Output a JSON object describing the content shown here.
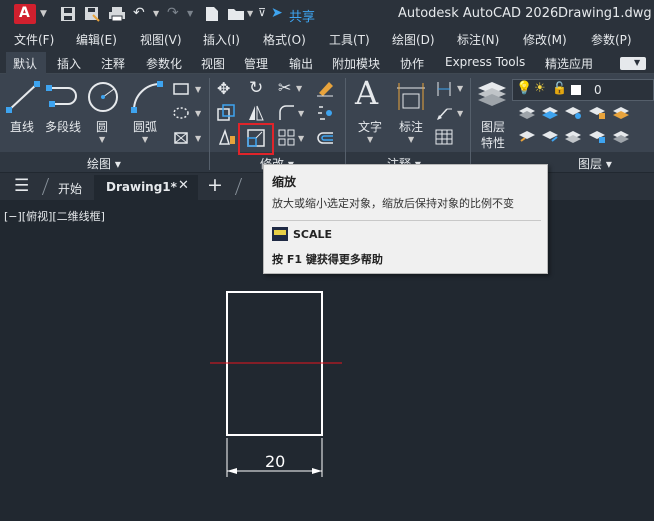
{
  "titlebar": {
    "logo": "A",
    "share_label": "共享",
    "app_title": "Autodesk AutoCAD 2026",
    "file_name": "Drawing1.dwg"
  },
  "menu": [
    "文件(F)",
    "编辑(E)",
    "视图(V)",
    "插入(I)",
    "格式(O)",
    "工具(T)",
    "绘图(D)",
    "标注(N)",
    "修改(M)",
    "参数(P)"
  ],
  "ribbon_tabs": [
    "默认",
    "插入",
    "注释",
    "参数化",
    "视图",
    "管理",
    "输出",
    "附加模块",
    "协作",
    "Express Tools",
    "精选应用"
  ],
  "active_tab": "默认",
  "draw_panel": {
    "line": "直线",
    "polyline": "多段线",
    "circle": "圆",
    "arc": "圆弧",
    "footer": "绘图 ▾"
  },
  "modify_panel": {
    "footer": "修改 ▾"
  },
  "annotation_panel": {
    "text": "文字",
    "dimension": "标注",
    "footer": "注释 ▾"
  },
  "layers_panel": {
    "layer_props_line1": "图层",
    "layer_props_line2": "特性",
    "current_layer": "0",
    "footer": "图层 ▾"
  },
  "doc_tabs": {
    "start": "开始",
    "drawing": "Drawing1*"
  },
  "viewport_label": "[−][俯视][二维线框]",
  "tooltip": {
    "title": "缩放",
    "description": "放大或缩小选定对象，缩放后保持对象的比例不变",
    "command": "SCALE",
    "help": "按 F1 键获得更多帮助"
  },
  "drawing": {
    "dimension_value": "20"
  },
  "colors": {
    "accent_red": "#e8141e",
    "highlight_box": "#e0242a",
    "canvas_bg": "#212830",
    "ribbon_bg": "#3b4450"
  }
}
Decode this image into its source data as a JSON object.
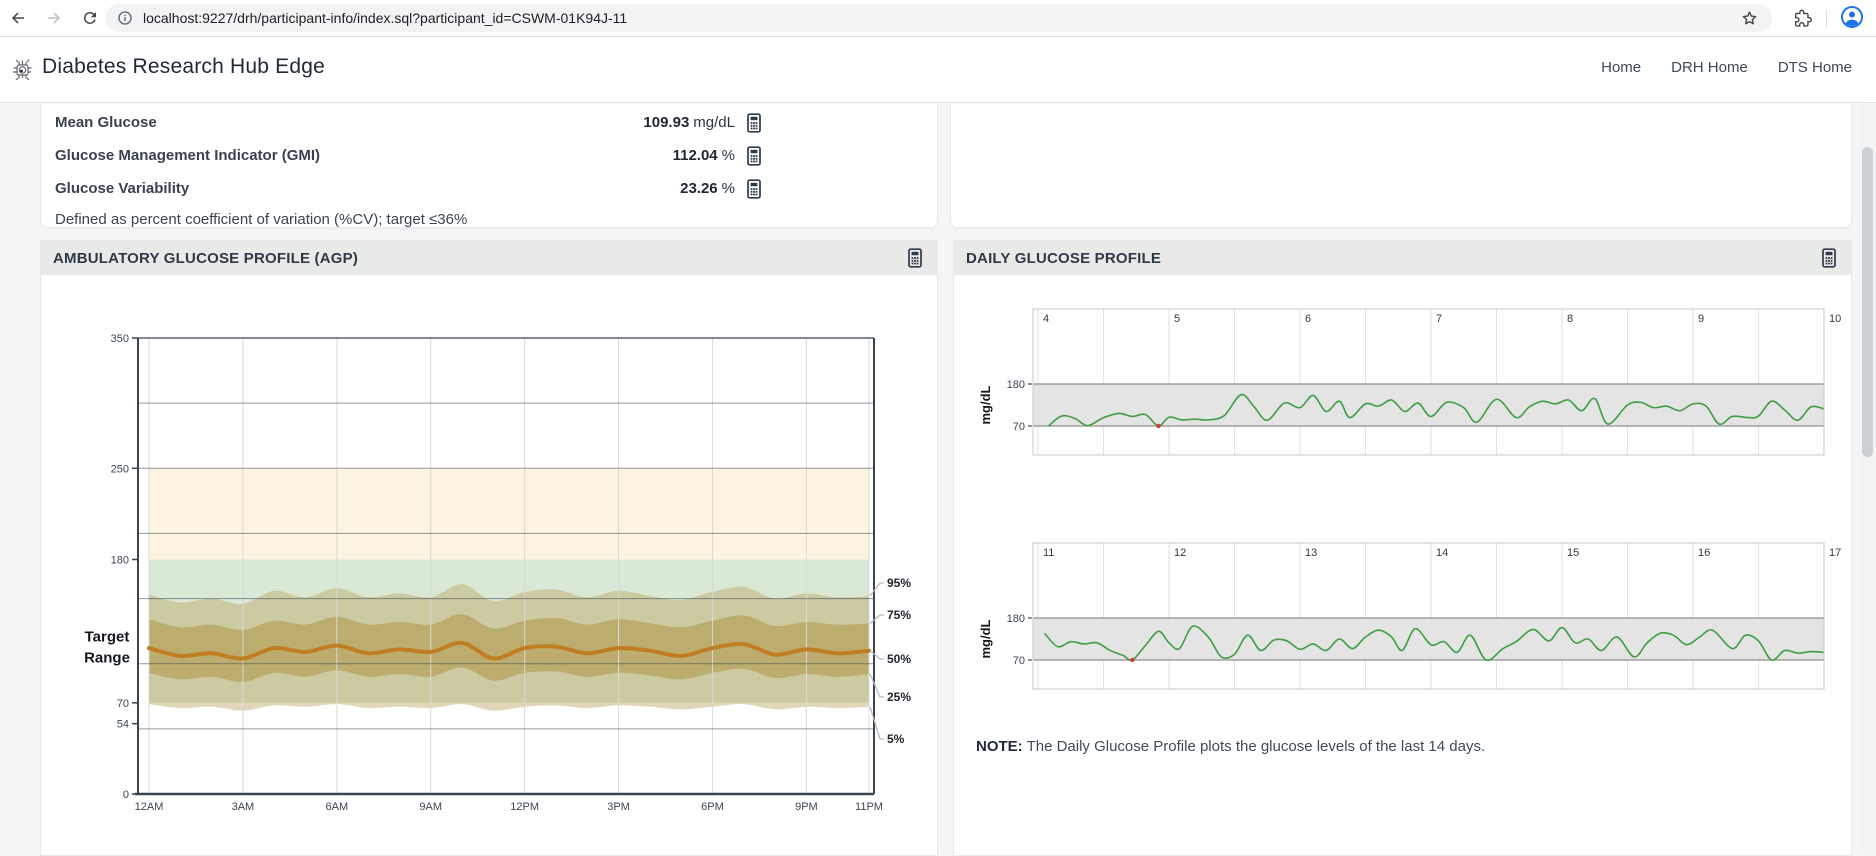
{
  "browser": {
    "url": "localhost:9227/drh/participant-info/index.sql?participant_id=CSWM-01K94J-11",
    "icons": [
      "back-arrow",
      "forward-arrow",
      "reload",
      "site-info",
      "bookmark-star",
      "extensions",
      "profile"
    ]
  },
  "header": {
    "title": "Diabetes Research Hub Edge",
    "logo_icon": "chip-logo",
    "nav": [
      {
        "label": "Home"
      },
      {
        "label": "DRH Home"
      },
      {
        "label": "DTS Home"
      }
    ]
  },
  "metrics": {
    "rows": [
      {
        "label": "Mean Glucose",
        "value": "109.93",
        "unit": "mg/dL",
        "icon": "calculator"
      },
      {
        "label": "Glucose Management Indicator (GMI)",
        "value": "112.04",
        "unit": "%",
        "icon": "calculator"
      },
      {
        "label": "Glucose Variability",
        "value": "23.26",
        "unit": "%",
        "icon": "calculator"
      }
    ],
    "footnote": "Defined as percent coefficient of variation (%CV); target ≤36%"
  },
  "agp_panel": {
    "title": "AMBULATORY GLUCOSE PROFILE (AGP)",
    "header_icon": "calculator"
  },
  "daily_panel": {
    "title": "DAILY GLUCOSE PROFILE",
    "header_icon": "calculator",
    "note_label": "NOTE:",
    "note_text": " The Daily Glucose Profile plots the glucose levels of the last 14 days."
  },
  "colors": {
    "accent_blue": "#1a73e8",
    "daily_line_green": "#3f9e42",
    "median_brown": "#c07d21",
    "target_green_fill": "#d9e9d5",
    "above_target_fill": "#fcf3e1",
    "outer_band_fill": "rgba(188,164,96,0.45)",
    "inner_band_fill": "rgba(172,144,62,0.50)",
    "daily_band_fill": "#e4e4e4",
    "low_point_red": "#d23b3b"
  },
  "chart_data": [
    {
      "id": "agp",
      "type": "area",
      "title": "Ambulatory Glucose Profile (AGP)",
      "x_hours": [
        0,
        1,
        2,
        3,
        4,
        5,
        6,
        7,
        8,
        9,
        10,
        11,
        12,
        13,
        14,
        15,
        16,
        17,
        18,
        19,
        20,
        21,
        22,
        23
      ],
      "xticks": [
        {
          "hour": 0,
          "label": "12AM"
        },
        {
          "hour": 3,
          "label": "3AM"
        },
        {
          "hour": 6,
          "label": "6AM"
        },
        {
          "hour": 9,
          "label": "9AM"
        },
        {
          "hour": 12,
          "label": "12PM"
        },
        {
          "hour": 15,
          "label": "3PM"
        },
        {
          "hour": 18,
          "label": "6PM"
        },
        {
          "hour": 21,
          "label": "9PM"
        },
        {
          "hour": 23,
          "label": "11PM"
        }
      ],
      "ylim": [
        0,
        350
      ],
      "yticks": [
        0,
        54,
        70,
        180,
        250,
        350
      ],
      "gridlines_y": [
        50,
        100,
        150,
        200,
        250,
        300
      ],
      "target_range": [
        70,
        180
      ],
      "above_target_band": [
        180,
        250
      ],
      "target_label": [
        "Target",
        "Range"
      ],
      "percentile_labels": [
        "95%",
        "75%",
        "50%",
        "25%",
        "5%"
      ],
      "series": [
        {
          "name": "5%",
          "values": [
            69,
            66,
            67,
            64,
            68,
            67,
            69,
            66,
            67,
            66,
            69,
            64,
            67,
            68,
            66,
            68,
            67,
            65,
            67,
            69,
            65,
            67,
            66,
            67
          ]
        },
        {
          "name": "25%",
          "values": [
            93,
            88,
            90,
            86,
            93,
            90,
            95,
            90,
            92,
            90,
            97,
            87,
            93,
            94,
            90,
            93,
            91,
            88,
            93,
            96,
            89,
            92,
            90,
            92
          ]
        },
        {
          "name": "50%",
          "values": [
            112,
            106,
            108,
            104,
            112,
            109,
            114,
            108,
            111,
            109,
            116,
            104,
            112,
            113,
            108,
            112,
            110,
            106,
            112,
            115,
            107,
            111,
            108,
            110
          ]
        },
        {
          "name": "75%",
          "values": [
            134,
            128,
            130,
            126,
            133,
            130,
            136,
            130,
            132,
            130,
            138,
            127,
            133,
            135,
            130,
            134,
            131,
            128,
            133,
            137,
            129,
            132,
            130,
            131
          ]
        },
        {
          "name": "95%",
          "values": [
            153,
            147,
            150,
            146,
            156,
            151,
            158,
            151,
            154,
            151,
            161,
            148,
            155,
            157,
            151,
            156,
            152,
            149,
            155,
            159,
            150,
            154,
            151,
            152
          ]
        }
      ]
    },
    {
      "id": "daily-1",
      "type": "line",
      "ylabel": "mg/dL",
      "yticks": [
        70,
        180
      ],
      "target_band": [
        70,
        180
      ],
      "days": [
        4,
        5,
        6,
        7,
        8,
        9,
        10
      ],
      "points": [
        [
          4.08,
          70
        ],
        [
          4.18,
          96
        ],
        [
          4.28,
          90
        ],
        [
          4.38,
          71
        ],
        [
          4.5,
          92
        ],
        [
          4.62,
          103
        ],
        [
          4.72,
          95
        ],
        [
          4.82,
          100
        ],
        [
          4.92,
          70
        ],
        [
          5.0,
          93
        ],
        [
          5.1,
          86
        ],
        [
          5.2,
          88
        ],
        [
          5.3,
          86
        ],
        [
          5.42,
          97
        ],
        [
          5.55,
          152
        ],
        [
          5.65,
          120
        ],
        [
          5.75,
          85
        ],
        [
          5.88,
          130
        ],
        [
          6.0,
          118
        ],
        [
          6.1,
          150
        ],
        [
          6.2,
          108
        ],
        [
          6.3,
          135
        ],
        [
          6.38,
          92
        ],
        [
          6.5,
          128
        ],
        [
          6.6,
          122
        ],
        [
          6.7,
          138
        ],
        [
          6.8,
          108
        ],
        [
          6.9,
          130
        ],
        [
          7.0,
          95
        ],
        [
          7.12,
          132
        ],
        [
          7.25,
          118
        ],
        [
          7.35,
          80
        ],
        [
          7.5,
          140
        ],
        [
          7.65,
          92
        ],
        [
          7.75,
          120
        ],
        [
          7.85,
          135
        ],
        [
          7.95,
          128
        ],
        [
          8.05,
          138
        ],
        [
          8.15,
          110
        ],
        [
          8.25,
          142
        ],
        [
          8.35,
          75
        ],
        [
          8.5,
          125
        ],
        [
          8.6,
          132
        ],
        [
          8.7,
          118
        ],
        [
          8.8,
          122
        ],
        [
          8.9,
          110
        ],
        [
          9.0,
          128
        ],
        [
          9.1,
          122
        ],
        [
          9.2,
          75
        ],
        [
          9.3,
          95
        ],
        [
          9.42,
          92
        ],
        [
          9.5,
          96
        ],
        [
          9.6,
          135
        ],
        [
          9.7,
          112
        ],
        [
          9.8,
          85
        ],
        [
          9.9,
          120
        ],
        [
          10.0,
          115
        ]
      ],
      "low_points": [
        [
          4.92,
          70
        ]
      ]
    },
    {
      "id": "daily-2",
      "type": "line",
      "ylabel": "mg/dL",
      "yticks": [
        70,
        180
      ],
      "target_band": [
        70,
        180
      ],
      "days": [
        11,
        12,
        13,
        14,
        15,
        16,
        17
      ],
      "points": [
        [
          11.05,
          140
        ],
        [
          11.15,
          105
        ],
        [
          11.25,
          118
        ],
        [
          11.35,
          112
        ],
        [
          11.45,
          115
        ],
        [
          11.55,
          95
        ],
        [
          11.65,
          82
        ],
        [
          11.72,
          70
        ],
        [
          11.82,
          108
        ],
        [
          11.92,
          145
        ],
        [
          12.0,
          115
        ],
        [
          12.08,
          100
        ],
        [
          12.18,
          158
        ],
        [
          12.3,
          130
        ],
        [
          12.4,
          78
        ],
        [
          12.5,
          85
        ],
        [
          12.6,
          135
        ],
        [
          12.7,
          95
        ],
        [
          12.8,
          122
        ],
        [
          12.9,
          120
        ],
        [
          13.0,
          98
        ],
        [
          13.1,
          112
        ],
        [
          13.2,
          95
        ],
        [
          13.3,
          125
        ],
        [
          13.4,
          100
        ],
        [
          13.5,
          130
        ],
        [
          13.6,
          148
        ],
        [
          13.7,
          130
        ],
        [
          13.78,
          95
        ],
        [
          13.88,
          152
        ],
        [
          14.0,
          110
        ],
        [
          14.1,
          118
        ],
        [
          14.2,
          90
        ],
        [
          14.3,
          135
        ],
        [
          14.42,
          70
        ],
        [
          14.55,
          100
        ],
        [
          14.65,
          118
        ],
        [
          14.78,
          150
        ],
        [
          14.9,
          120
        ],
        [
          15.0,
          155
        ],
        [
          15.1,
          115
        ],
        [
          15.2,
          125
        ],
        [
          15.3,
          95
        ],
        [
          15.42,
          130
        ],
        [
          15.55,
          78
        ],
        [
          15.65,
          115
        ],
        [
          15.75,
          140
        ],
        [
          15.85,
          135
        ],
        [
          15.95,
          110
        ],
        [
          16.05,
          130
        ],
        [
          16.15,
          148
        ],
        [
          16.3,
          100
        ],
        [
          16.4,
          135
        ],
        [
          16.5,
          120
        ],
        [
          16.6,
          70
        ],
        [
          16.7,
          95
        ],
        [
          16.8,
          88
        ],
        [
          16.9,
          92
        ],
        [
          17.0,
          90
        ]
      ],
      "low_points": [
        [
          11.72,
          70
        ]
      ]
    }
  ]
}
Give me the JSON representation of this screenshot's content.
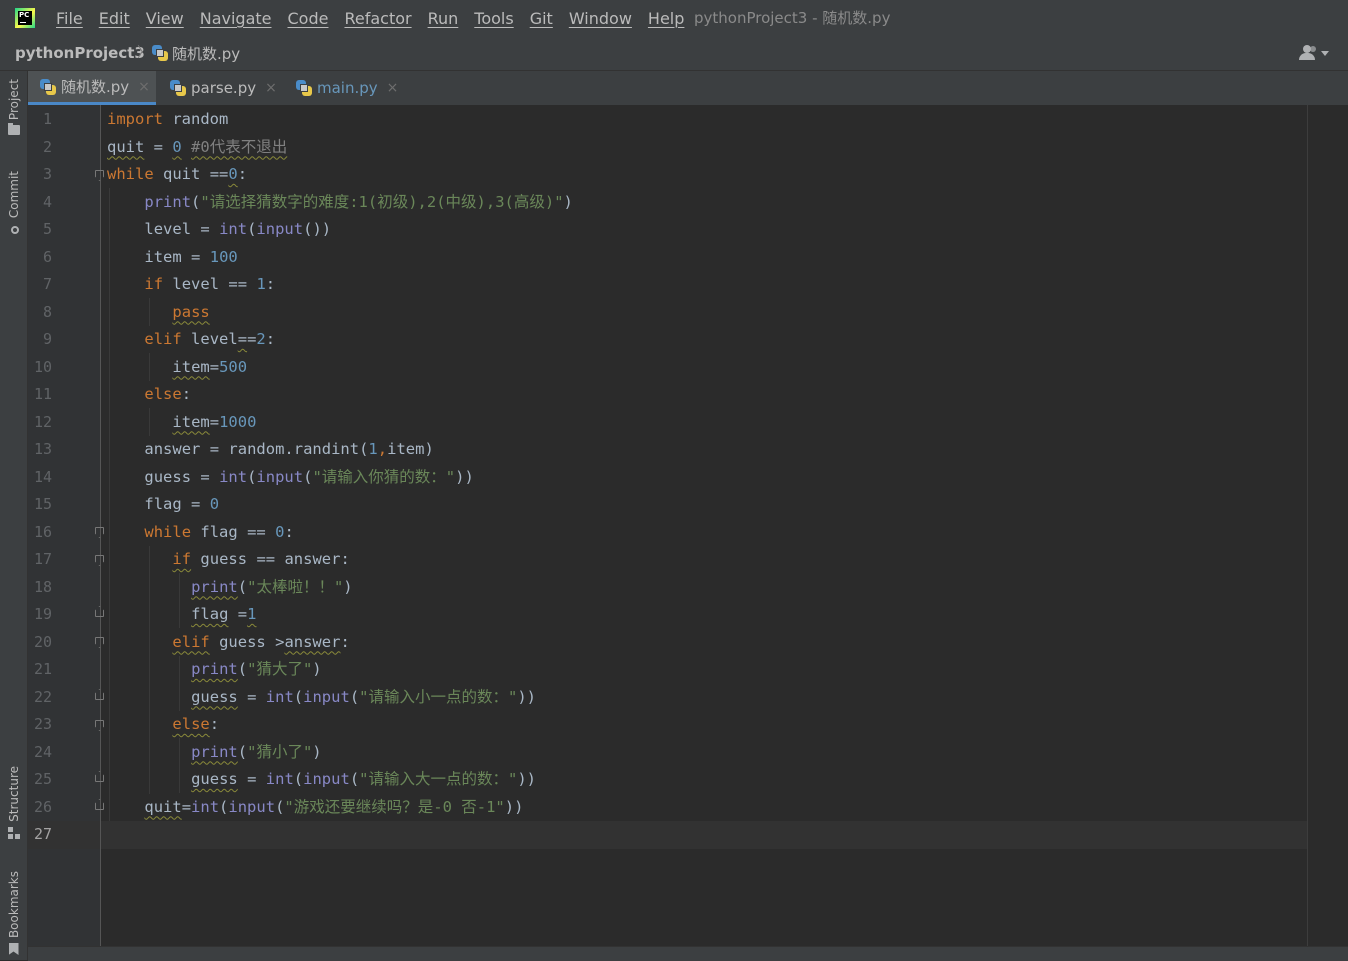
{
  "menubar": {
    "items": [
      "File",
      "Edit",
      "View",
      "Navigate",
      "Code",
      "Refactor",
      "Run",
      "Tools",
      "Git",
      "Window",
      "Help"
    ],
    "window_title": "pythonProject3 - 随机数.py"
  },
  "navbar": {
    "project": "pythonProject3",
    "separator": "〉",
    "file": "随机数.py"
  },
  "sidebar": {
    "project_label": "Project",
    "commit_label": "Commit",
    "structure_label": "Structure",
    "bookmarks_label": "Bookmarks"
  },
  "tabs": [
    {
      "label": "随机数.py",
      "close": "×",
      "active": true
    },
    {
      "label": "parse.py",
      "close": "×",
      "active": false
    },
    {
      "label": "main.py",
      "close": "×",
      "active": false
    }
  ],
  "editor": {
    "current_line": 27,
    "line_numbers": [
      "1",
      "2",
      "3",
      "4",
      "5",
      "6",
      "7",
      "8",
      "9",
      "10",
      "11",
      "12",
      "13",
      "14",
      "15",
      "16",
      "17",
      "18",
      "19",
      "20",
      "21",
      "22",
      "23",
      "24",
      "25",
      "26",
      "27"
    ],
    "lines": [
      "import random",
      "quit = 0 #0代表不退出",
      "while quit ==0:",
      "    print(\"请选择猜数字的难度:1(初级),2(中级),3(高级)\")",
      "    level = int(input())",
      "    item = 100",
      "    if level == 1:",
      "       pass",
      "    elif level==2:",
      "       item=500",
      "    else:",
      "       item=1000",
      "    answer = random.randint(1,item)",
      "    guess = int(input(\"请输入你猜的数：\"))",
      "    flag = 0",
      "    while flag == 0:",
      "       if guess == answer:",
      "         print(\"太棒啦！！\")",
      "         flag =1",
      "       elif guess >answer:",
      "         print(\"猜大了\")",
      "         guess = int(input(\"请输入小一点的数：\"))",
      "       else:",
      "         print(\"猜小了\")",
      "         guess = int(input(\"请输入大一点的数：\"))",
      "    quit=int(input(\"游戏还要继续吗？是-0 否-1\"))",
      ""
    ]
  },
  "colors": {
    "keyword": "#cc7832",
    "number": "#6897bb",
    "string": "#6a8759",
    "builtin": "#8888c6",
    "comment": "#808080",
    "identifier": "#a9b7c6",
    "background": "#2b2b2b",
    "active_tab_accent": "#4a88c7"
  }
}
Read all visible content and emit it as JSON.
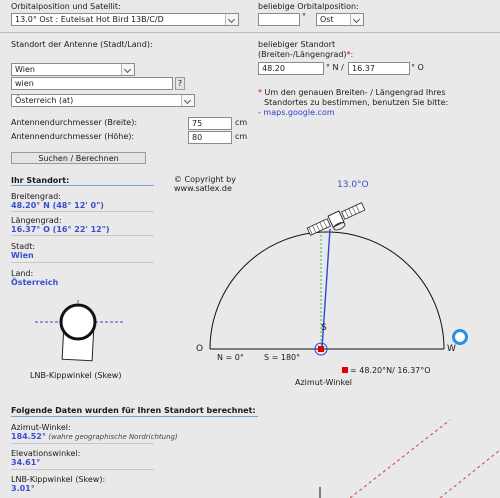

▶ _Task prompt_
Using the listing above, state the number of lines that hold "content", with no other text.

▶ _The completed task_
3